Typhoon Tembin entered the East Sea, known internationally as the South China Sea, late Saturday and became the 16th tropical storm to hit the waters this year.
“16 is a record number of storms to enter the East Sea in a year,” said Hoang Duc Cuong, director of the National Center for Hydrometeorological Forecasting.
According to both national and international forecasts, Typhoon Tembin will be at its strongest when it hits the Spratly Islands on Sunday afternoon, with wind speeds over 130kph (81mph).
The storm is approaching southern Vietnam at a speed of 25kph, and is forecast to hit provinces from Ba Ria – Vung Tau to Ca Mau carrying winds of around 90kph late night, December 25.
“After entering Ca Mau Province, the storm will hit western Vietnamese waters with wind speeds remaining unchanged,” Cuong added.

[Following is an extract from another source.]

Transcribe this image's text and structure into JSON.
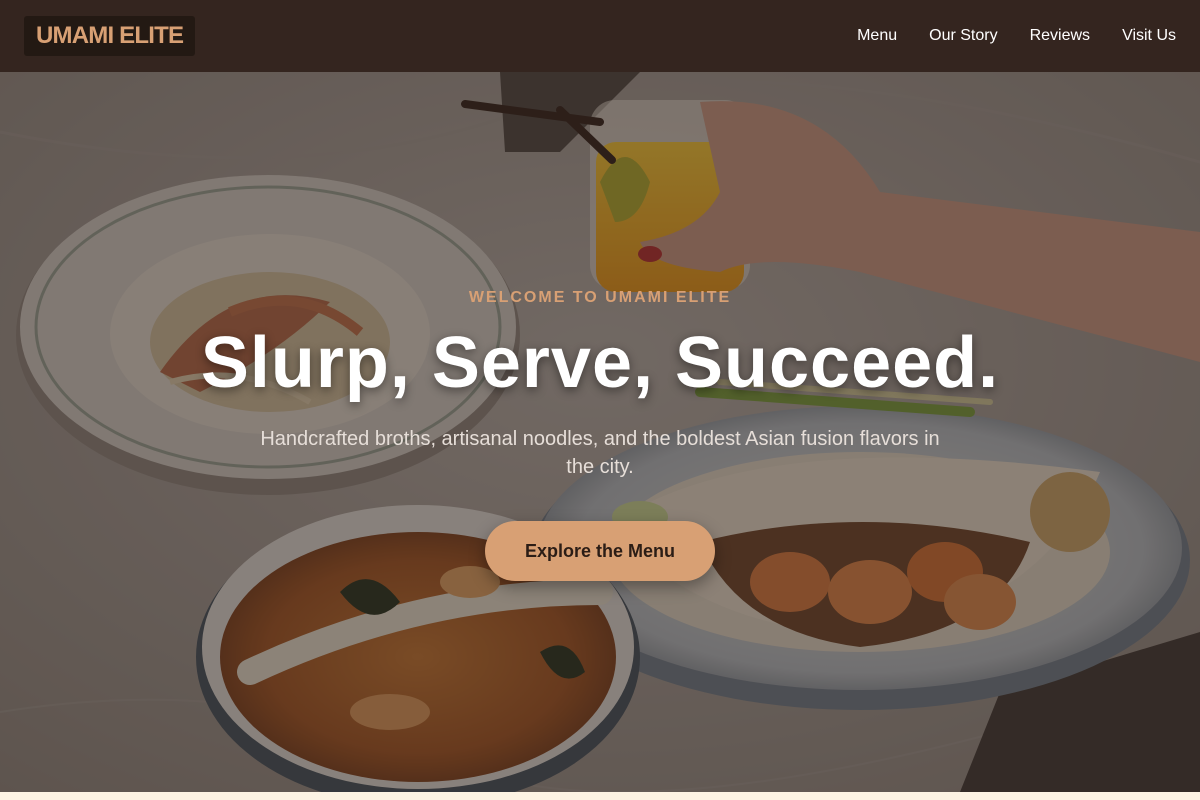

Provinces and towns including Ba Ria – Vung Tau, Tien Giang, Ben Tre, Tra Vinh, Soc Trang, Bac Lieu, Ca Mai, Kien Giang and HCMC are preparing for mass evacuations, after Tembin ravaged through the Philippines, killing at least 182 people.
The changes in the storm’s direction can have major impacts on the most vulnerable areas, said Hoang Van Thang, deputy minister of the Ministry of Agriculture and Rural Development.
The western coast includes populous areas like Phu Quoc and Nam Du islands, which are heavily reliant on fishing and vulnerable to landslides.
Thang also ordered local authorities to forcefully evacuate communities living in boats and makeshift houses in the Mekong Delta.
“We can consider material damages after the typhoon passes, but we must not allow any human casualties due to late evacuation,” Thang added.
Typhoon Tembin is changing its direction and heading towards Ca Mau. Source: National Committee for Search and Rescue
Southern Vietnam is rarely hit by stormy weather, but the memory of Typhoon Linda, which struck 20 years ago leaving more than 3,000 people dead or missing, lingers on. The storm is considered one of the worst disasters to hit Vietnam in the past century.
Tran Quang Hoai, director of the National Department of Natural Disasters Prevention and Control, said the region’s lack of experience will increase risks with the coming typhoon.
Hoai said there could be a similar scenario to Typhoon Damrey, which hit the usually gentle Nha Trang in the central coast and its neighbors in November, leaving 108 people dead or missing and causing $1 billion in damage. Officials have blamed the heavy destruction on the near-total lack of experience and preparation.
Flooding and storms left 390 people dead or missing in Vietnam in the first 11 months of the year, and caused damage worth around VND52.2 trillion ($2.34 billion), according to the General Statistics Office.
The toll surpassed last year’s losses, when disasters killed 264 people and caused nearly VND40 trillion ($1.75 billion) in damage.